1960; first stages of African independence. Year zero of African sport, at least on the international scene. Abebe Bikila chosed this date to hit hard at the Olympics. By brilliantly winning the marathon event, the barefooted runner had strictly respected the instructions from his Finish born Swedish coach Onni Niskanen: that is, not to accelerate within the first 30 kilometres and should have an eye fixed on his main rivals, amongst who was Morocco’s Abdesslam Rhadi. The latter is even the only person to have followed the rhythm imposed by the man from Addis Ababa. At the door steps of the Olympic stadium in Rome, Bikila distanced the rest of the athletes before crossing the finish line in front of an excited crowd full of ecstasy. Abebe relegated his immediate rival by more than 30seconds. It was the start of a formidable adventure. Four years later, in Tokyo, the Ethiopian was expected at the final bend. Expected by his coach who selected him despite just recovering from an appendix surgery weeks ago. He was equally expected by the press who were eyeing an historic double. He was even more expected by his anxious but revengeful opponents. The Ethiopian sergeant finally answered present to the glorious rendez vous of glory. In a crazy race, he relegated second paced British athlete, Basil Heatleyn, by 4’ 08”! On that day, the Japanese public already marveled and excited by the ease with which the African victory came, was once more on its feet when they saw the Olympic champion was jogging as if he was ready for another marathon race. In four years, the barefooted runner, whose heart used to beat at n45 pulsations minutes at rest, had become, a fantastic legend for athletes all over the world and undoubtedly the first hero of modern Africa. Years after a deserved retirement, Abebe Bikila is hit by a terrible tragedy. He lost his most precious asset, his legs, in a car accident. When he died in 1973, at the age of 41, the Ethiopian people paid him homage.

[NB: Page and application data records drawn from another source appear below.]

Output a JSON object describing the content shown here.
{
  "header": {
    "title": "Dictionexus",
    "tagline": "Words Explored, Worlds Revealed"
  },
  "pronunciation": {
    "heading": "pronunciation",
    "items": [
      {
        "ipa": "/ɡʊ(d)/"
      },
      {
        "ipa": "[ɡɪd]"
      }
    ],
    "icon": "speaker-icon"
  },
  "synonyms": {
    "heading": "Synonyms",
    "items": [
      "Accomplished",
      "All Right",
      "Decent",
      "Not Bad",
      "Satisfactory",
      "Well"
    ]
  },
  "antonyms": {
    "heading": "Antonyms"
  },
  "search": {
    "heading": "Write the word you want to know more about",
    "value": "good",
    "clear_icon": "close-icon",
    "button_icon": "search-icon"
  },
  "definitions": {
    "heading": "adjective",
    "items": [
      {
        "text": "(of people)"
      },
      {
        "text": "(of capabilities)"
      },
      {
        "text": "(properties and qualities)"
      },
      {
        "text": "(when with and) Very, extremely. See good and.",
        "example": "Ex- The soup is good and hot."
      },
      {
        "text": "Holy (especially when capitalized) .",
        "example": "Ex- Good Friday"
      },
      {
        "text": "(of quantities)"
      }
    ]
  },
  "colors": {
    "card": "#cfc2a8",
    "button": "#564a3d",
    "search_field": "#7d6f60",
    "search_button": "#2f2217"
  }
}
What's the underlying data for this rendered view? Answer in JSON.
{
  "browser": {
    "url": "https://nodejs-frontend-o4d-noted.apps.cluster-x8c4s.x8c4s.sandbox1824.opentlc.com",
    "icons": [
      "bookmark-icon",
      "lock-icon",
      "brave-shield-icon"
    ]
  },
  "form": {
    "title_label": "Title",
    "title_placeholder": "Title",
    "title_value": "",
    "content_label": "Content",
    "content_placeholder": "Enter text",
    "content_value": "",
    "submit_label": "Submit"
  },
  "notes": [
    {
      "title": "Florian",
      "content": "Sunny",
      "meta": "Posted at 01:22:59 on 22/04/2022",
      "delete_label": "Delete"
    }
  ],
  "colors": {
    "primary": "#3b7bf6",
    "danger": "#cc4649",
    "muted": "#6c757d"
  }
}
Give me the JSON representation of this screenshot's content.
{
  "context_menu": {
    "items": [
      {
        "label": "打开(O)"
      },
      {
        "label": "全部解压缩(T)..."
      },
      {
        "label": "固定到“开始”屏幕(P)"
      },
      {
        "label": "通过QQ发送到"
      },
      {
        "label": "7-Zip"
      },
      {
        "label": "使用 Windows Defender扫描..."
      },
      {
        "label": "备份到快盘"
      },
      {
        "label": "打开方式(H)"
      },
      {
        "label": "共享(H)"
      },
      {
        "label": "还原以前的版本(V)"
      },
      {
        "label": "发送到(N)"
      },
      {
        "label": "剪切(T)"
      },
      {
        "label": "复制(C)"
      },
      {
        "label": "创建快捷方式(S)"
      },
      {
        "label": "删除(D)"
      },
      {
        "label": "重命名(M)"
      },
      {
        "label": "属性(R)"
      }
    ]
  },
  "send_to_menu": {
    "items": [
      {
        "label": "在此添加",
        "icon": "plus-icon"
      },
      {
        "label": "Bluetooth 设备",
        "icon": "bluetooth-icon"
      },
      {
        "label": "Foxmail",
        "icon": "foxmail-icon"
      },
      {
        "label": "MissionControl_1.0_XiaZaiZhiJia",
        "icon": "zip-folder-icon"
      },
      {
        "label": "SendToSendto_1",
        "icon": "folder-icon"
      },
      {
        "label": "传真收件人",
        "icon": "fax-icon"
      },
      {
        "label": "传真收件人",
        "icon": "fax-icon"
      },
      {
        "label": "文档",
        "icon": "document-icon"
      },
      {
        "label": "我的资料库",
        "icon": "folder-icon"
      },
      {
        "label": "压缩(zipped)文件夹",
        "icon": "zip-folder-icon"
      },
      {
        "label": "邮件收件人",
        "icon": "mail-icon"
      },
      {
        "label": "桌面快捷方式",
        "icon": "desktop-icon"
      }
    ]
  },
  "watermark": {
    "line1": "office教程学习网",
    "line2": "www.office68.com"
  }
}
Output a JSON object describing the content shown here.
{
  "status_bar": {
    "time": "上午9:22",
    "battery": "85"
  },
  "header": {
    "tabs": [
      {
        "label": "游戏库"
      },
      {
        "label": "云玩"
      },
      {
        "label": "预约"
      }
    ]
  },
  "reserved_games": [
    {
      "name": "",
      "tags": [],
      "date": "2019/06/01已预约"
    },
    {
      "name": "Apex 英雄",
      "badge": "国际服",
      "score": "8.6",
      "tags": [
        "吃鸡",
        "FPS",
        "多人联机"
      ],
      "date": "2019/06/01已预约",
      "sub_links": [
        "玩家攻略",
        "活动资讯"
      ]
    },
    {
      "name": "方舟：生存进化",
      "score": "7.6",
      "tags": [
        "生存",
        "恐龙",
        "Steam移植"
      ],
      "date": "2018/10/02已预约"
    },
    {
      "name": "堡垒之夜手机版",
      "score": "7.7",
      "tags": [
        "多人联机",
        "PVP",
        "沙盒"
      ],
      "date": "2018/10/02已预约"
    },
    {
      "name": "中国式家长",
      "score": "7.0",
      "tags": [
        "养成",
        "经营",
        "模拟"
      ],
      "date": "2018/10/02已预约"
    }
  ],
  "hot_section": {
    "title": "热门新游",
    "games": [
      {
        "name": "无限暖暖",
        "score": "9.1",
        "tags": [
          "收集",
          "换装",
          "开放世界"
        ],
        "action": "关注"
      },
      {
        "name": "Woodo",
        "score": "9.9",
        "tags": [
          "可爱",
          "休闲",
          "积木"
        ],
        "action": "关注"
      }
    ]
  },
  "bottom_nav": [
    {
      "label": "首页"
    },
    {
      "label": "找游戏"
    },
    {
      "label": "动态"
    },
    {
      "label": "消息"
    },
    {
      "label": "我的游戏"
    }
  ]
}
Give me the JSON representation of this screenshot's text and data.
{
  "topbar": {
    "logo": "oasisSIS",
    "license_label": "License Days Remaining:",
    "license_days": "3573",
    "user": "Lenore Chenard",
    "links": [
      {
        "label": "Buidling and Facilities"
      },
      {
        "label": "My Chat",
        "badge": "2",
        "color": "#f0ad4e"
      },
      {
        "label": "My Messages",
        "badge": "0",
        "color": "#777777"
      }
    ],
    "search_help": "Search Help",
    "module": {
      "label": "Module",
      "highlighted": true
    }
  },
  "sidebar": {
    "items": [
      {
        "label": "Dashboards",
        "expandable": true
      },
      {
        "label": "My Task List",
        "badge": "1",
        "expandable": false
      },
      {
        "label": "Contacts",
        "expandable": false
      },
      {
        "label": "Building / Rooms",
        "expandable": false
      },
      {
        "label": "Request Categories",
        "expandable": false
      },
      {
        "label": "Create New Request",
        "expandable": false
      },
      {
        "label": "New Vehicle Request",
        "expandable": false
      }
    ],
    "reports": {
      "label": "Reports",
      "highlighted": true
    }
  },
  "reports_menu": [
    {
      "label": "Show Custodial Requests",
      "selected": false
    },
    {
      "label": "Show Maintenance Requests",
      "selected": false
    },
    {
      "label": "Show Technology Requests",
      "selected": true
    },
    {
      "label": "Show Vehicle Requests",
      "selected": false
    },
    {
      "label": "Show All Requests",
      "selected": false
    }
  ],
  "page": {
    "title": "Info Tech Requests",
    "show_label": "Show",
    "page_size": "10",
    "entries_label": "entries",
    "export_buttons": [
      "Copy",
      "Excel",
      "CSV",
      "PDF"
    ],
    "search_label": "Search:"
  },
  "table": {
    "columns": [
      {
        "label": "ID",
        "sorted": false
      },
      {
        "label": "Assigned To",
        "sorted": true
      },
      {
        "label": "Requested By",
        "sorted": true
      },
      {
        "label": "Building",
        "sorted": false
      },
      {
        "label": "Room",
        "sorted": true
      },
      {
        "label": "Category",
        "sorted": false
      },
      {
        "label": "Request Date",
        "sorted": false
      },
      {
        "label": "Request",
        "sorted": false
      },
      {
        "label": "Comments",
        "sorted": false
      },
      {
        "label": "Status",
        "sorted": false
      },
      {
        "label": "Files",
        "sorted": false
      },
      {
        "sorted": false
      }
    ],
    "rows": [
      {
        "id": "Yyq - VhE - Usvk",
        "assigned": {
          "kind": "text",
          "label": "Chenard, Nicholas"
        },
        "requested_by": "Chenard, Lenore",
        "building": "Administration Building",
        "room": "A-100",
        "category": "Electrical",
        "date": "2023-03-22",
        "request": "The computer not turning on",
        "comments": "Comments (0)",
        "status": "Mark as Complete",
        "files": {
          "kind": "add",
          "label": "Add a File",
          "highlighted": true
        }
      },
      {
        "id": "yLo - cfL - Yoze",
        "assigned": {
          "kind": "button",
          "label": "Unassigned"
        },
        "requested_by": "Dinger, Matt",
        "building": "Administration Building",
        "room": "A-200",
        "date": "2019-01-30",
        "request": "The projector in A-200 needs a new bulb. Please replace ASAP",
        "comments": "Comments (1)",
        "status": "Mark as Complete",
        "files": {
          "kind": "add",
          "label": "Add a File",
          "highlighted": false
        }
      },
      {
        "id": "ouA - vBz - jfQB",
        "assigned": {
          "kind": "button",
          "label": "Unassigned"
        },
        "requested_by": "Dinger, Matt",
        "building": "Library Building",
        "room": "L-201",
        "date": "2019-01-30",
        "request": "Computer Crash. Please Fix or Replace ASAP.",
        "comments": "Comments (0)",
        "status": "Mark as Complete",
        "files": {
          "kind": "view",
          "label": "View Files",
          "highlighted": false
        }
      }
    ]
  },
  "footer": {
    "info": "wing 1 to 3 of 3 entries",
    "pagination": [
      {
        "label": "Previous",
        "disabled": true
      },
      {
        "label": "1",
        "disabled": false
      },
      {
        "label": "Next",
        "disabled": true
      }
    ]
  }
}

Bikila liked running barefooted and that aspect of his remained printed in memories. His trainer Niskanen precisely explained at that time the choice of Haile Selassie’s former guard: “he runs barefooted, because, his style is softer and more natural. He puts on shoes only when he risks to be injured by the ground. But when he puts on shoes, he is not relaxed. The rest doesn’t bother him, because he is used to, being barefooted, the souls of his feet have strengthened and he feels no pain.”
Born on the 8 August 1932 in Jato, Ethiopia
Died in 1973
1m76, 58 kg
Olympic medals: marathon: won gold in 1960 and 1964